## DATA LISTING
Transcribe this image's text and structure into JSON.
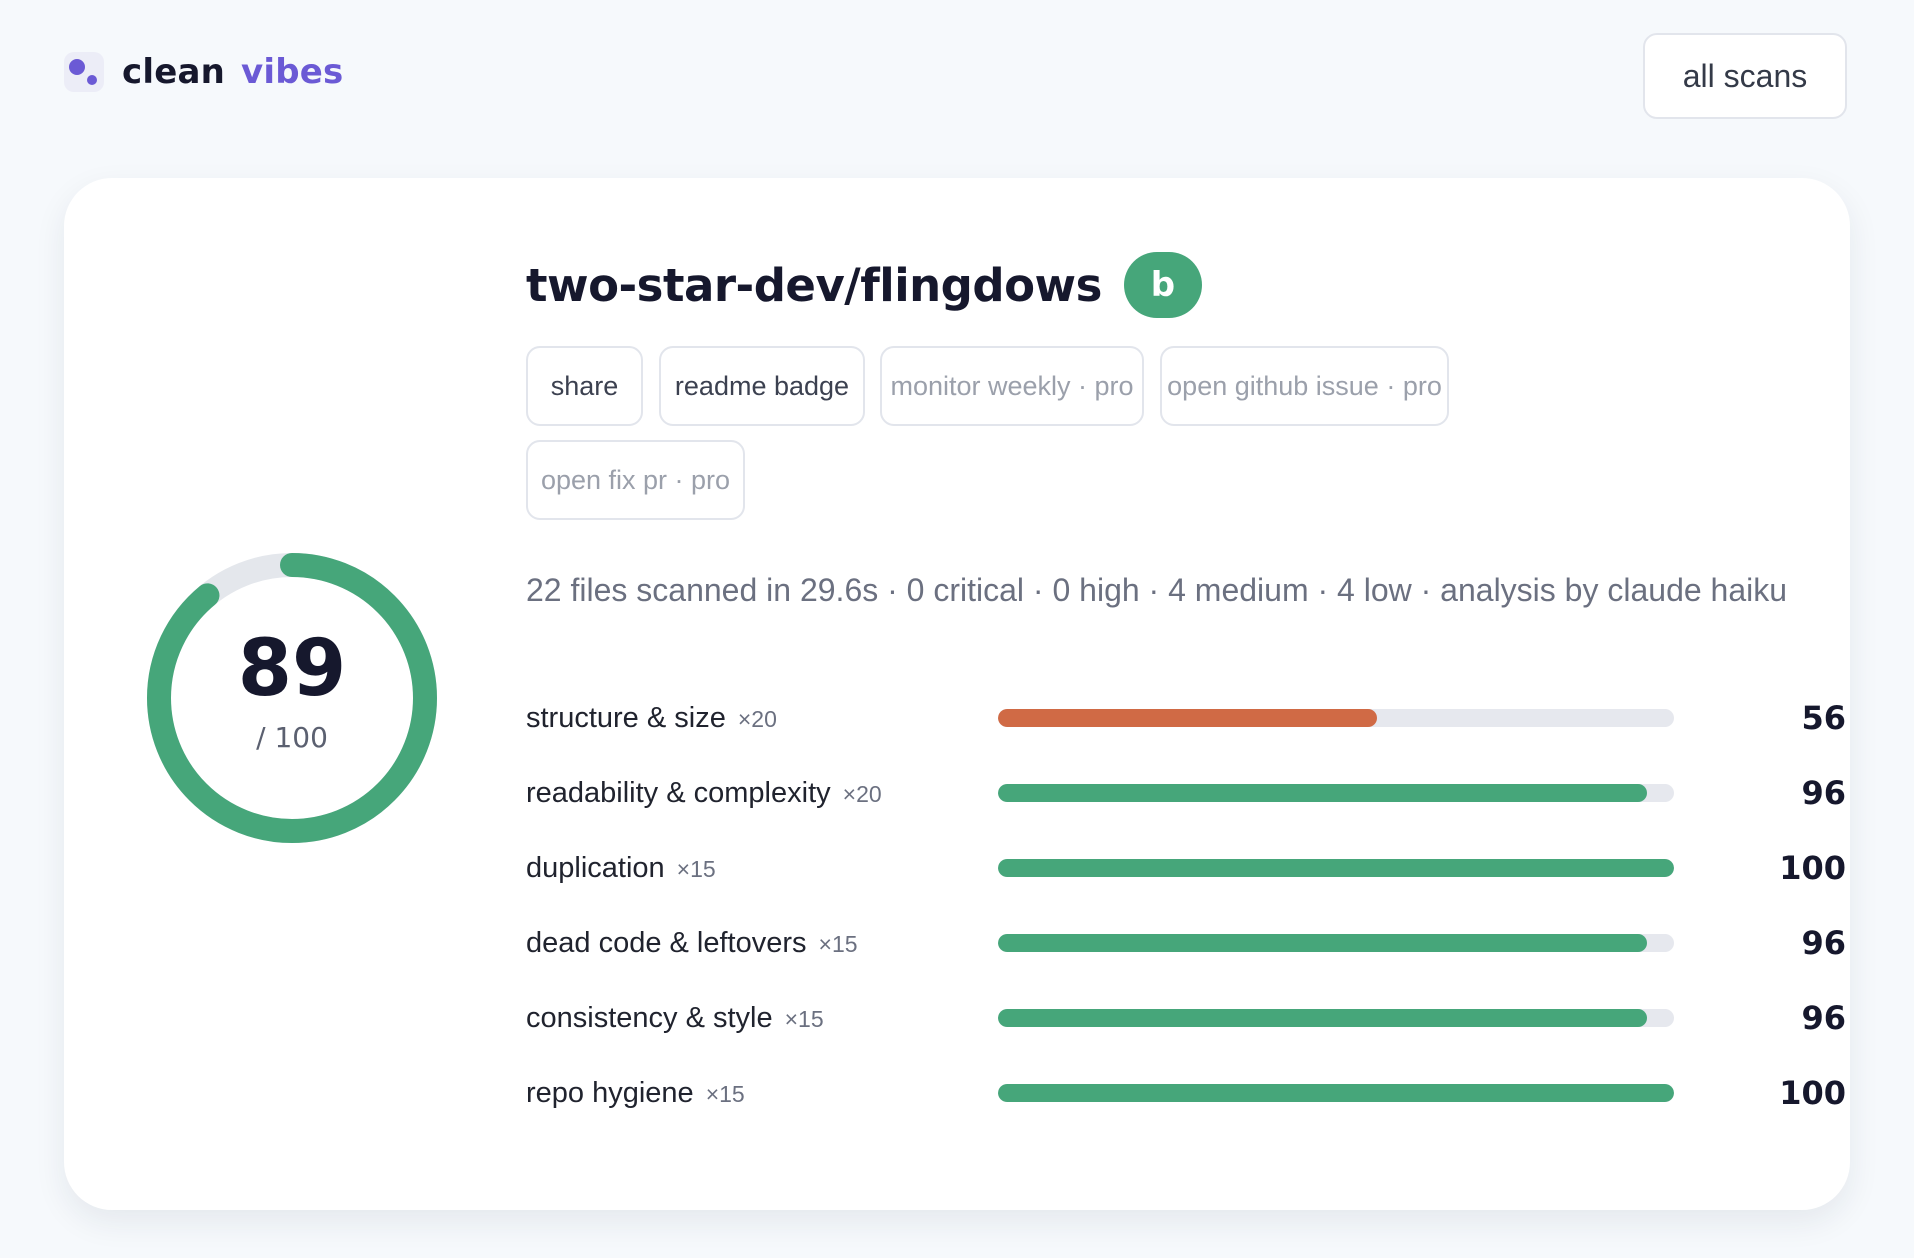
{
  "header": {
    "brand_word_1": "clean",
    "brand_word_2": "vibes",
    "brand_color": "#6b5ad5",
    "logo_icon": "logo-dots-icon",
    "all_scans_label": "all scans"
  },
  "report": {
    "repo": "two-star-dev/flingdows",
    "grade": "b",
    "grade_color": "#46a67a",
    "score": "89",
    "score_max": "/ 100",
    "score_fraction": 0.89,
    "actions": [
      {
        "label": "share",
        "pro": false
      },
      {
        "label": "readme badge",
        "pro": false
      },
      {
        "label": "monitor weekly · pro",
        "pro": true
      },
      {
        "label": "open github issue · pro",
        "pro": true
      },
      {
        "label": "open fix pr · pro",
        "pro": true
      }
    ],
    "summary": "22 files scanned in 29.6s · 0 critical · 0 high · 4 medium · 4 low · analysis by claude haiku",
    "metrics": [
      {
        "label": "structure & size",
        "weight": "×20",
        "value": "56",
        "score": 56,
        "color": "#d06a45"
      },
      {
        "label": "readability & complexity",
        "weight": "×20",
        "value": "96",
        "score": 96,
        "color": "#46a67a"
      },
      {
        "label": "duplication",
        "weight": "×15",
        "value": "100",
        "score": 100,
        "color": "#46a67a"
      },
      {
        "label": "dead code & leftovers",
        "weight": "×15",
        "value": "96",
        "score": 96,
        "color": "#46a67a"
      },
      {
        "label": "consistency & style",
        "weight": "×15",
        "value": "96",
        "score": 96,
        "color": "#46a67a"
      },
      {
        "label": "repo hygiene",
        "weight": "×15",
        "value": "100",
        "score": 100,
        "color": "#46a67a"
      }
    ]
  }
}
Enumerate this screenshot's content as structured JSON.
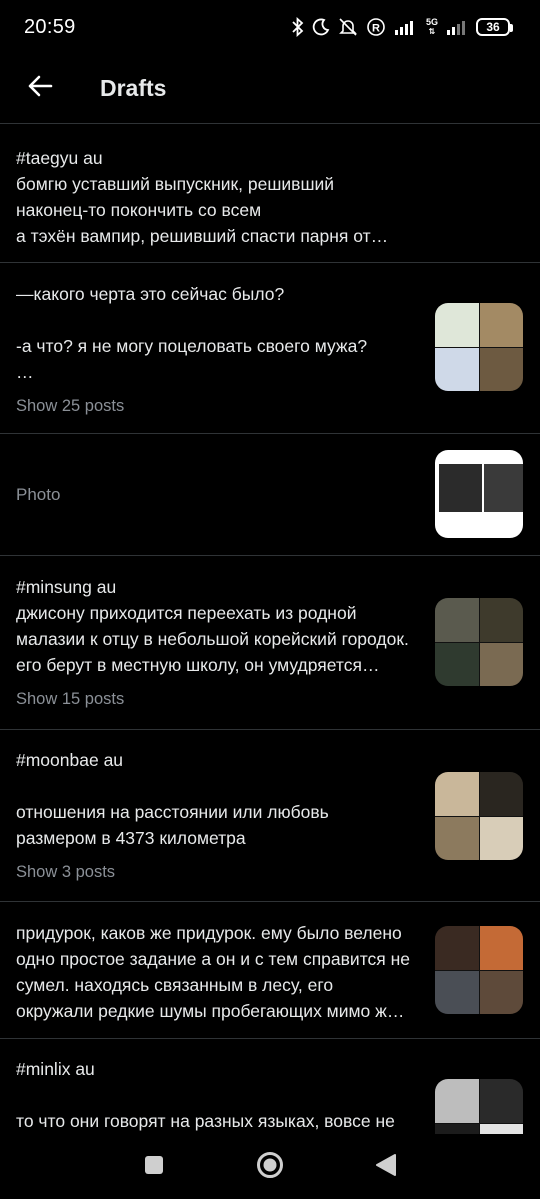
{
  "status_bar": {
    "time": "20:59",
    "network": "5G",
    "battery": "36"
  },
  "header": {
    "title": "Drafts"
  },
  "drafts": [
    {
      "text": "#taegyu au\nбомгю уставший выпускник, решивший наконец-то покончить со всем\nа тэхён вампир, решивший спасти парня от неминуемого…"
    },
    {
      "text": "—какого черта это сейчас было?\n\n-а что? я не могу поцеловать своего мужа?\n…",
      "show_posts": "Show 25 posts",
      "thumbnail": "chat-and-photo-collage"
    },
    {
      "text": "Photo",
      "thumbnail": "post-screenshot"
    },
    {
      "text": "#minsung au\nджисону приходится переехать из родной малазии к отцу в небольшой корейский городок. его берут в местную школу, он умудряется под…",
      "show_posts": "Show 15 posts",
      "thumbnail": "collage"
    },
    {
      "text": "#moonbae au\n\nотношения на расстоянии или любовь размером в 4373 километра",
      "show_posts": "Show 3 posts",
      "thumbnail": "collage"
    },
    {
      "text": "придурок, каков же придурок. ему было велено одно простое задание а он и с тем справится не сумел. находясь связанным в лесу, его окружали редкие шумы пробегающих мимо ж…",
      "thumbnail": "collage"
    },
    {
      "text": "#minlix au\n\nто что они говорят на разных языках, вовсе не",
      "thumbnail": "collage"
    }
  ],
  "icons": {
    "back": "arrow-left-icon",
    "nav_recents": "square-icon",
    "nav_home": "circle-icon",
    "nav_back": "triangle-icon"
  },
  "colors": {
    "background": "#000000",
    "text": "#e7e9ea",
    "muted": "#8b9097",
    "divider": "#2f3336"
  }
}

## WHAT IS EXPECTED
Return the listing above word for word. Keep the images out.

## RESPONSE TO THIS EXERCISE
Transcribe this image's text and structure into JSON.
{
  "header": {
    "brand_word_1": "clean",
    "brand_word_2": "vibes",
    "brand_color": "#6b5ad5",
    "logo_icon": "logo-dots-icon",
    "all_scans_label": "all scans"
  },
  "report": {
    "repo": "two-star-dev/flingdows",
    "grade": "b",
    "grade_color": "#46a67a",
    "score": "89",
    "score_max": "/ 100",
    "score_fraction": 0.89,
    "actions": [
      {
        "label": "share",
        "pro": false
      },
      {
        "label": "readme badge",
        "pro": false
      },
      {
        "label": "monitor weekly · pro",
        "pro": true
      },
      {
        "label": "open github issue · pro",
        "pro": true
      },
      {
        "label": "open fix pr · pro",
        "pro": true
      }
    ],
    "summary": "22 files scanned in 29.6s · 0 critical · 0 high · 4 medium · 4 low · analysis by claude haiku",
    "metrics": [
      {
        "label": "structure & size",
        "weight": "×20",
        "value": "56",
        "score": 56,
        "color": "#d06a45"
      },
      {
        "label": "readability & complexity",
        "weight": "×20",
        "value": "96",
        "score": 96,
        "color": "#46a67a"
      },
      {
        "label": "duplication",
        "weight": "×15",
        "value": "100",
        "score": 100,
        "color": "#46a67a"
      },
      {
        "label": "dead code & leftovers",
        "weight": "×15",
        "value": "96",
        "score": 96,
        "color": "#46a67a"
      },
      {
        "label": "consistency & style",
        "weight": "×15",
        "value": "96",
        "score": 96,
        "color": "#46a67a"
      },
      {
        "label": "repo hygiene",
        "weight": "×15",
        "value": "100",
        "score": 100,
        "color": "#46a67a"
      }
    ]
  }
}
Enumerate this screenshot's content as structured JSON.
{
  "status_bar": {
    "time": "20:59",
    "network": "5G",
    "battery": "36"
  },
  "header": {
    "title": "Drafts"
  },
  "drafts": [
    {
      "text": "#taegyu au\nбомгю уставший выпускник, решивший наконец-то покончить со всем\nа тэхён вампир, решивший спасти парня от неминуемого…"
    },
    {
      "text": "—какого черта это сейчас было?\n\n-а что? я не могу поцеловать своего мужа?\n…",
      "show_posts": "Show 25 posts",
      "thumbnail": "chat-and-photo-collage"
    },
    {
      "text": "Photo",
      "thumbnail": "post-screenshot"
    },
    {
      "text": "#minsung au\nджисону приходится переехать из родной малазии к отцу в небольшой корейский городок. его берут в местную школу, он умудряется под…",
      "show_posts": "Show 15 posts",
      "thumbnail": "collage"
    },
    {
      "text": "#moonbae au\n\nотношения на расстоянии или любовь размером в 4373 километра",
      "show_posts": "Show 3 posts",
      "thumbnail": "collage"
    },
    {
      "text": "придурок, каков же придурок. ему было велено одно простое задание а он и с тем справится не сумел. находясь связанным в лесу, его окружали редкие шумы пробегающих мимо ж…",
      "thumbnail": "collage"
    },
    {
      "text": "#minlix au\n\nто что они говорят на разных языках, вовсе не",
      "thumbnail": "collage"
    }
  ],
  "icons": {
    "back": "arrow-left-icon",
    "nav_recents": "square-icon",
    "nav_home": "circle-icon",
    "nav_back": "triangle-icon"
  },
  "colors": {
    "background": "#000000",
    "text": "#e7e9ea",
    "muted": "#8b9097",
    "divider": "#2f3336"
  }
}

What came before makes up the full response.